- Excerpted records:
________

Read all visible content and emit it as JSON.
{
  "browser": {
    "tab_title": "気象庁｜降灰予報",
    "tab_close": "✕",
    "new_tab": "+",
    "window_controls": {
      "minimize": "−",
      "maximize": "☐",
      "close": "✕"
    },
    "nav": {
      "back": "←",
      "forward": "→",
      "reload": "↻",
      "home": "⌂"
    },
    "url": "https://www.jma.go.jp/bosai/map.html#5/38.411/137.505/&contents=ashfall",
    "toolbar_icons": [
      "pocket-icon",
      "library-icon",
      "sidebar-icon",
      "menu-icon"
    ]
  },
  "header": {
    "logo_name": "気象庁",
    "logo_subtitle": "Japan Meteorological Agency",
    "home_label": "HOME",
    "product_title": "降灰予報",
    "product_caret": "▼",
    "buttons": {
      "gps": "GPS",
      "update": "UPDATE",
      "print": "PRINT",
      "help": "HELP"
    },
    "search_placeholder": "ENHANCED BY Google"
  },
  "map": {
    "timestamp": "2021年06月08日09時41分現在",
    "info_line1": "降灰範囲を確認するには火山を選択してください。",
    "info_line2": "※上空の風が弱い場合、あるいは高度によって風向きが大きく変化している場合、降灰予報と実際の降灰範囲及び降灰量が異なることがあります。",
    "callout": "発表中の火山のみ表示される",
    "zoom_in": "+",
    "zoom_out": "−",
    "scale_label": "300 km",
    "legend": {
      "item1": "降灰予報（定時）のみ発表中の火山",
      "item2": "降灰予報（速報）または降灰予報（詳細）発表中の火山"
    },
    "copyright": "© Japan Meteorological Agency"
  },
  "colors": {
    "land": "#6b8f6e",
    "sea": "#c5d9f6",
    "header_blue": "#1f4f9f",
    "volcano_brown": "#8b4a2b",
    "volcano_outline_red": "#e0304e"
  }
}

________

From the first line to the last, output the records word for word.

Read all visible content and emit it as JSON.
{
  "browser": {
    "tab_title": "気象庁｜降灰予報",
    "tab_close": "✕",
    "new_tab": "+",
    "window_controls": {
      "minimize": "−",
      "maximize": "☐",
      "close": "✕"
    },
    "nav": {
      "back": "←",
      "forward": "→",
      "reload": "↻",
      "home": "⌂"
    },
    "url": "https://www.jma.go.jp/bosai/map.html#5/38.411/137.505/&contents=ashfall",
    "toolbar_icons": [
      "pocket-icon",
      "library-icon",
      "sidebar-icon",
      "menu-icon"
    ]
  },
  "header": {
    "logo_name": "気象庁",
    "logo_subtitle": "Japan Meteorological Agency",
    "home_label": "HOME",
    "product_title": "降灰予報",
    "product_caret": "▼",
    "buttons": {
      "gps": "GPS",
      "update": "UPDATE",
      "print": "PRINT",
      "help": "HELP"
    },
    "search_placeholder": "ENHANCED BY Google"
  },
  "map": {
    "timestamp": "2021年06月08日09時41分現在",
    "info_line1": "降灰範囲を確認するには火山を選択してください。",
    "info_line2": "※上空の風が弱い場合、あるいは高度によって風向きが大きく変化している場合、降灰予報と実際の降灰範囲及び降灰量が異なることがあります。",
    "callout": "発表中の火山のみ表示される",
    "zoom_in": "+",
    "zoom_out": "−",
    "scale_label": "300 km",
    "legend": {
      "item1": "降灰予報（定時）のみ発表中の火山",
      "item2": "降灰予報（速報）または降灰予報（詳細）発表中の火山"
    },
    "copyright": "© Japan Meteorological Agency"
  },
  "colors": {
    "land": "#6b8f6e",
    "sea": "#c5d9f6",
    "header_blue": "#1f4f9f",
    "volcano_brown": "#8b4a2b",
    "volcano_outline_red": "#e0304e"
  }
}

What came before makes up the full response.